Karl He - Feb 24, 2011 11:40:32 pm
The Brewer color schemes seem to implement Tufte's description of the use of color pretty well. It's easy to use color to represent qualitative data, and I feel that's the case that happens the most often. Color representing sequential data is also straightforward, but it's what Brewer labels as "diverging" data that I find it is the most compelling to use color for.
There are many ways to represent qualitative data, and sequential data can be rendered in grayscale fairly easily (although color allows doing qualitative and sequential simultaneously). Using color for diverging data allows two opposite extremes to be emphasized equally, without the bias that would undoubtedly be perceived by someone reading a visualization between black and white. I don't see any other visualization technique being able to duplicate this property nearly as well.
Saung Li - Feb 25, 2011 05:43:48 am
PRAVDAColor looks like a great tool for assisting users in selecting colormaps based on the given data and what the users want from it. A lot of research on various topics, such as perception, cognition, and color theory, has been put into this project to create such a tool, and it seems like it's had success within IBM. I'm curious on whether this tool has been more widely used by other companies, as this tool can help lots of people in creating visualizations.
I liked the discussions from lecture overall, as they gave me a better sense of how to use color in visualization.

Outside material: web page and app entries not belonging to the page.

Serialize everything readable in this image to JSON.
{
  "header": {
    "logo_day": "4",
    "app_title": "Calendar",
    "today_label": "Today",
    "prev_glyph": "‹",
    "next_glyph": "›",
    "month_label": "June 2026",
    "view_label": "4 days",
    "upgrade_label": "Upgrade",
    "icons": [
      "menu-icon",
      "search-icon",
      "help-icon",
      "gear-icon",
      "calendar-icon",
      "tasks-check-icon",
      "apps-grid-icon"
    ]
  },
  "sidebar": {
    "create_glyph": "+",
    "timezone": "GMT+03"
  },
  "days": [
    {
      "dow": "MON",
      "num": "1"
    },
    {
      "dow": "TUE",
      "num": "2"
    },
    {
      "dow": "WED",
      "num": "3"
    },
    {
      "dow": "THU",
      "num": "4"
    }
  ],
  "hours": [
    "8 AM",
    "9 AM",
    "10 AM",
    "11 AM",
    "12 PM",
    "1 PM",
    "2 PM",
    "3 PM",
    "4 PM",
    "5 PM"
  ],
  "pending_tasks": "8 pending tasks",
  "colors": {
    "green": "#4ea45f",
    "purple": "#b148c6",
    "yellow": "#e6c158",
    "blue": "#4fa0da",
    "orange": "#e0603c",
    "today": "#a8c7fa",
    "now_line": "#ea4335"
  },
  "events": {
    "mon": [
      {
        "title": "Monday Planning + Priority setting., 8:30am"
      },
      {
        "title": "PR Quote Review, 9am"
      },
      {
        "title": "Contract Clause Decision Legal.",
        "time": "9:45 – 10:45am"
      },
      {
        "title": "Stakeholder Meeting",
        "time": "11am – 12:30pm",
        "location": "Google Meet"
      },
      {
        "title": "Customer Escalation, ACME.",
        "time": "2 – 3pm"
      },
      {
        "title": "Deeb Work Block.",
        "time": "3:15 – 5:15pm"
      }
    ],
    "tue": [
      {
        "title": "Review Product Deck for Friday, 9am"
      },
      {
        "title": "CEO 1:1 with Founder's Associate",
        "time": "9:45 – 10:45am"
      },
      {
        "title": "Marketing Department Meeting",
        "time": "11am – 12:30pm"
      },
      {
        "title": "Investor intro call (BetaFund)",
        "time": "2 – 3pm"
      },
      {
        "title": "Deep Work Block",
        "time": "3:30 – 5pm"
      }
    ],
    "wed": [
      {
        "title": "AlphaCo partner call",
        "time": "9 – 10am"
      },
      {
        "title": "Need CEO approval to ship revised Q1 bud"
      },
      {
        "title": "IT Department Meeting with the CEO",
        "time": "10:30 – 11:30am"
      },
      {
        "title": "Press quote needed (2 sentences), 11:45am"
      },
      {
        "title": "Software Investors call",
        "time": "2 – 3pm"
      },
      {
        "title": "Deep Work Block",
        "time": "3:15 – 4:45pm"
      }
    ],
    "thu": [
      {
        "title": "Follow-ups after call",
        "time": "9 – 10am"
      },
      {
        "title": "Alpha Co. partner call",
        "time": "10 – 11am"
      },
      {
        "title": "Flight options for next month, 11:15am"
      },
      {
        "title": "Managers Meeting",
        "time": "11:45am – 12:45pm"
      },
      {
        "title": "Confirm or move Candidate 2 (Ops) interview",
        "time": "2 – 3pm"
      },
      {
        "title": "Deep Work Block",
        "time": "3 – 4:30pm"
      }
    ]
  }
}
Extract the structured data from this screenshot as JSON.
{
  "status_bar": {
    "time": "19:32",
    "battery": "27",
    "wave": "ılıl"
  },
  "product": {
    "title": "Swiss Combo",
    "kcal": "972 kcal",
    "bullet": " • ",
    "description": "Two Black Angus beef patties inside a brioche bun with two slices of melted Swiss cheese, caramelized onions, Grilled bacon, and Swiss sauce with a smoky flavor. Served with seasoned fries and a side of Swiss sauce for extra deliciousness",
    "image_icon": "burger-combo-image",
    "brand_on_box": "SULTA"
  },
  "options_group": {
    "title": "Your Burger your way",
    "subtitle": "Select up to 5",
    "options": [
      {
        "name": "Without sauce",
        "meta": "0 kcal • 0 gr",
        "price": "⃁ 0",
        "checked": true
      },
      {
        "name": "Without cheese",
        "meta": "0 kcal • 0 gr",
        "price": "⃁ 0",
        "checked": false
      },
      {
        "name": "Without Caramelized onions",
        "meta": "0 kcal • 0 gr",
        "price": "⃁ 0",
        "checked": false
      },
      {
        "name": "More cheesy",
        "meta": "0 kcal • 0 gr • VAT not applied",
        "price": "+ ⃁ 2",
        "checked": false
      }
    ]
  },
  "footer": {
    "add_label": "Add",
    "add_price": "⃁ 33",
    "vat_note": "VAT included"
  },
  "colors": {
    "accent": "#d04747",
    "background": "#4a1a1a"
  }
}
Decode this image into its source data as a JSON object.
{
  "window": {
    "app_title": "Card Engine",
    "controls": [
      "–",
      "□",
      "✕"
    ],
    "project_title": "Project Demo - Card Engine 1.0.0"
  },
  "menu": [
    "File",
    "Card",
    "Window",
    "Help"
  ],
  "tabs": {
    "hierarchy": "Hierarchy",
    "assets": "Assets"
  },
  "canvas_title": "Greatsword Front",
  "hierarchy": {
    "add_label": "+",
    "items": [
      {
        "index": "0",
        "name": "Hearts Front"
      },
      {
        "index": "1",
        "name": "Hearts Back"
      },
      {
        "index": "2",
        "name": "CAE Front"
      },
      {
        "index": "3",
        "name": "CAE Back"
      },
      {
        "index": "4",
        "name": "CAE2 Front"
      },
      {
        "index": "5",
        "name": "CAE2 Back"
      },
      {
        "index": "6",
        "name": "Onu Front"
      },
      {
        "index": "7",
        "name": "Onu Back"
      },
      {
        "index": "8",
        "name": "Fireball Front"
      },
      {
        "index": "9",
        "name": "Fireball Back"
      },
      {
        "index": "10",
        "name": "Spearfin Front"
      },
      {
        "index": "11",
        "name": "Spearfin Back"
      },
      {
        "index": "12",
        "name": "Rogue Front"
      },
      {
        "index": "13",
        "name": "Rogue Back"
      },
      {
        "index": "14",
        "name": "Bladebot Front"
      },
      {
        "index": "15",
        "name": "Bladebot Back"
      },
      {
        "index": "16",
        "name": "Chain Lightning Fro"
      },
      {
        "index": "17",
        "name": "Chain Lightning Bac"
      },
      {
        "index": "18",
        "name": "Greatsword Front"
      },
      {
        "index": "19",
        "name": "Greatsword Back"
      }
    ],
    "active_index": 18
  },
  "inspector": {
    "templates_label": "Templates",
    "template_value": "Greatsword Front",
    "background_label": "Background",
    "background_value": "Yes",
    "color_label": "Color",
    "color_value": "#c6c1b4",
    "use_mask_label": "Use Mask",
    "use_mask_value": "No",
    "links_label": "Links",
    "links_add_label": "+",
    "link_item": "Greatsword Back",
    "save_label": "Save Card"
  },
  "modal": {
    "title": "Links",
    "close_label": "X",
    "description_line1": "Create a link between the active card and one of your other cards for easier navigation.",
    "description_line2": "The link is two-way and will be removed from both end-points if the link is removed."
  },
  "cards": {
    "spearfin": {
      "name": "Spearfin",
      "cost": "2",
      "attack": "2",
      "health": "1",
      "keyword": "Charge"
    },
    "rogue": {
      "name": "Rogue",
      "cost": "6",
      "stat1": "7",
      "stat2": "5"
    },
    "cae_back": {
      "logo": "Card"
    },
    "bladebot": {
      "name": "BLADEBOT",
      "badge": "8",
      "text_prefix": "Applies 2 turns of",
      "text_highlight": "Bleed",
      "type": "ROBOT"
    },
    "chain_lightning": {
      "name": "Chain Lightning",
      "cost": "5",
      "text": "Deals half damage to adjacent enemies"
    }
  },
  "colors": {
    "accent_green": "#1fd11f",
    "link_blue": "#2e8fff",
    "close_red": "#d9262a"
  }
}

The simultaneous contrast examples show how foreground colors can be influenced by background colors, and the examples on when to use saturation, hue, lightness is helpful in letting viewers understand images better. The ninja turtle example is most fascinating, as it shows how our eyes can adjust to particular colors.
Manas Mittal - Feb 28, 2011 01:43:13 pm
I thought the American Scientist work as among the most interesting pieces I've read this month. I liked the historical context provided in the article, and the description of the Munsell's work. In reading the Bergman paper, I was recently reminded of the default color scheme used by the Google Charting API, which uses chroma variation rather than hue variation.
I was wondering if we can combine the MacKinlay's work and distill this to include mappings for particular visualization types. For example, pie charts work well with representing the division of a larger 'pie', and for those, it would make sense to use hue rather than chroma.